## RECORDS FOR THIS EXERCISE:
▼▼▼
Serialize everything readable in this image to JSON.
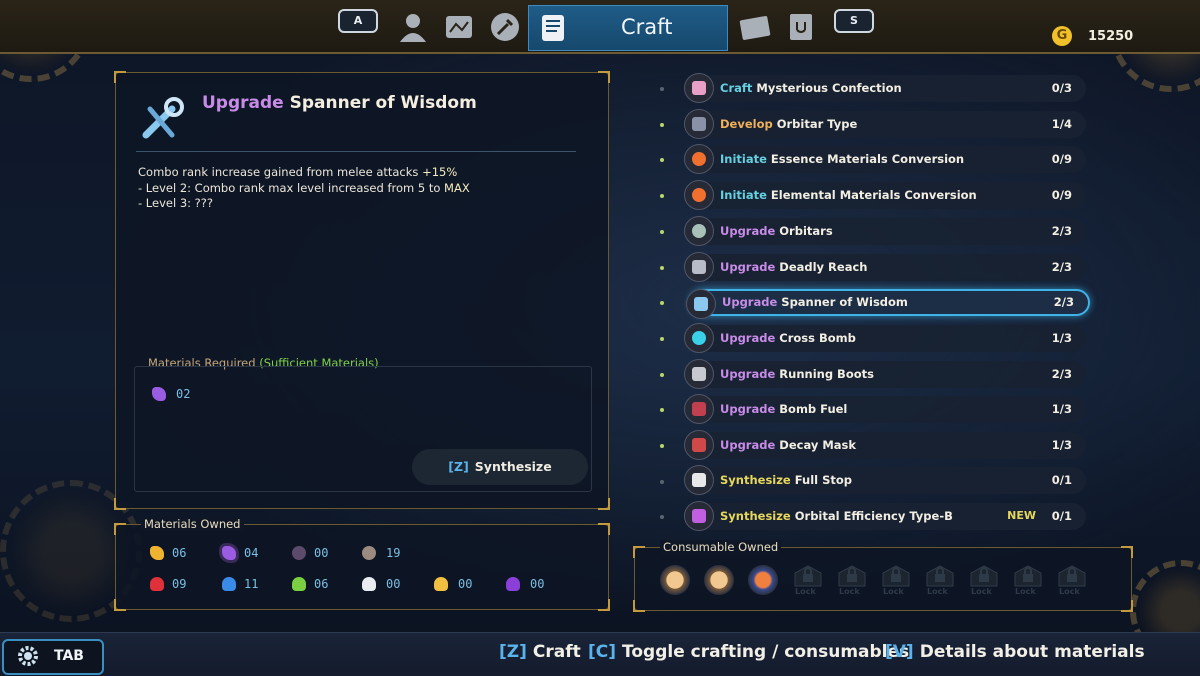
{
  "header": {
    "left_key": "A",
    "right_key": "S",
    "active_tab_label": "Craft",
    "tabs": [
      "profile-icon",
      "map-icon",
      "wrench-icon",
      "craft-scroll-icon",
      "envelope-icon",
      "journal-icon"
    ],
    "gold_symbol": "G",
    "gold_amount": "15250"
  },
  "detail": {
    "action": "Upgrade",
    "item": "Spanner of Wisdom",
    "desc_line1_a": "Combo rank increase gained from melee attacks ",
    "desc_line1_b": "+15%",
    "desc_line2_a": "- Level 2: Combo rank max level increased from 5 to ",
    "desc_line2_b": "MAX",
    "desc_line3": "- Level 3: ???",
    "materials_required_label": "Materials Required ",
    "materials_required_status": "(Sufficient Materials)",
    "required_qty": "02",
    "synth_key": "[Z]",
    "synth_label": "Synthesize"
  },
  "materials_owned": {
    "label": "Materials Owned",
    "row1": [
      "06",
      "04",
      "00",
      "19"
    ],
    "row2": [
      "09",
      "11",
      "06",
      "00",
      "00",
      "00"
    ],
    "colors_row1": [
      "#f0b330",
      "#9a5ce0",
      "#5c4a6a",
      "#9a8a80"
    ],
    "colors_row2": [
      "#e0303a",
      "#3a8ae8",
      "#7ad040",
      "#e8ecf0",
      "#f0c040",
      "#8a40d8"
    ]
  },
  "quests": [
    {
      "action": "Craft",
      "type": "craft",
      "name": "Mysterious Confection",
      "count": "0/3",
      "new": ""
    },
    {
      "action": "Develop",
      "type": "develop",
      "name": "Orbitar Type",
      "count": "1/4",
      "new": ""
    },
    {
      "action": "Initiate",
      "type": "initiate",
      "name": "Essence Materials Conversion",
      "count": "0/9",
      "new": ""
    },
    {
      "action": "Initiate",
      "type": "initiate",
      "name": "Elemental Materials Conversion",
      "count": "0/9",
      "new": ""
    },
    {
      "action": "Upgrade",
      "type": "upgrade",
      "name": "Orbitars",
      "count": "2/3",
      "new": ""
    },
    {
      "action": "Upgrade",
      "type": "upgrade",
      "name": "Deadly Reach",
      "count": "2/3",
      "new": ""
    },
    {
      "action": "Upgrade",
      "type": "upgrade",
      "name": "Spanner of Wisdom",
      "count": "2/3",
      "new": ""
    },
    {
      "action": "Upgrade",
      "type": "upgrade",
      "name": "Cross Bomb",
      "count": "1/3",
      "new": ""
    },
    {
      "action": "Upgrade",
      "type": "upgrade",
      "name": "Running Boots",
      "count": "2/3",
      "new": ""
    },
    {
      "action": "Upgrade",
      "type": "upgrade",
      "name": "Bomb Fuel",
      "count": "1/3",
      "new": ""
    },
    {
      "action": "Upgrade",
      "type": "upgrade",
      "name": "Decay Mask",
      "count": "1/3",
      "new": ""
    },
    {
      "action": "Synthesize",
      "type": "synth",
      "name": "Full Stop",
      "count": "0/1",
      "new": ""
    },
    {
      "action": "Synthesize",
      "type": "synth",
      "name": "Orbital Efficiency Type-B",
      "count": "0/1",
      "new": "NEW"
    }
  ],
  "consumables": {
    "label": "Consumable Owned",
    "lock_label": "Lock"
  },
  "footer": {
    "tab_label": "TAB",
    "hint_craft_key": "[Z]",
    "hint_craft": "Craft",
    "hint_toggle_key": "[C]",
    "hint_toggle": "Toggle crafting / consumables",
    "hint_details_key": "[V]",
    "hint_details": "Details about materials"
  }
}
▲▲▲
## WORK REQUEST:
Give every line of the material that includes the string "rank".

## TASK SOLUTION:
    "desc_line1_a": "Combo rank increase gained from melee attacks ",
    "desc_line2_a": "- Level 2: Combo rank max level increased from 5 to ",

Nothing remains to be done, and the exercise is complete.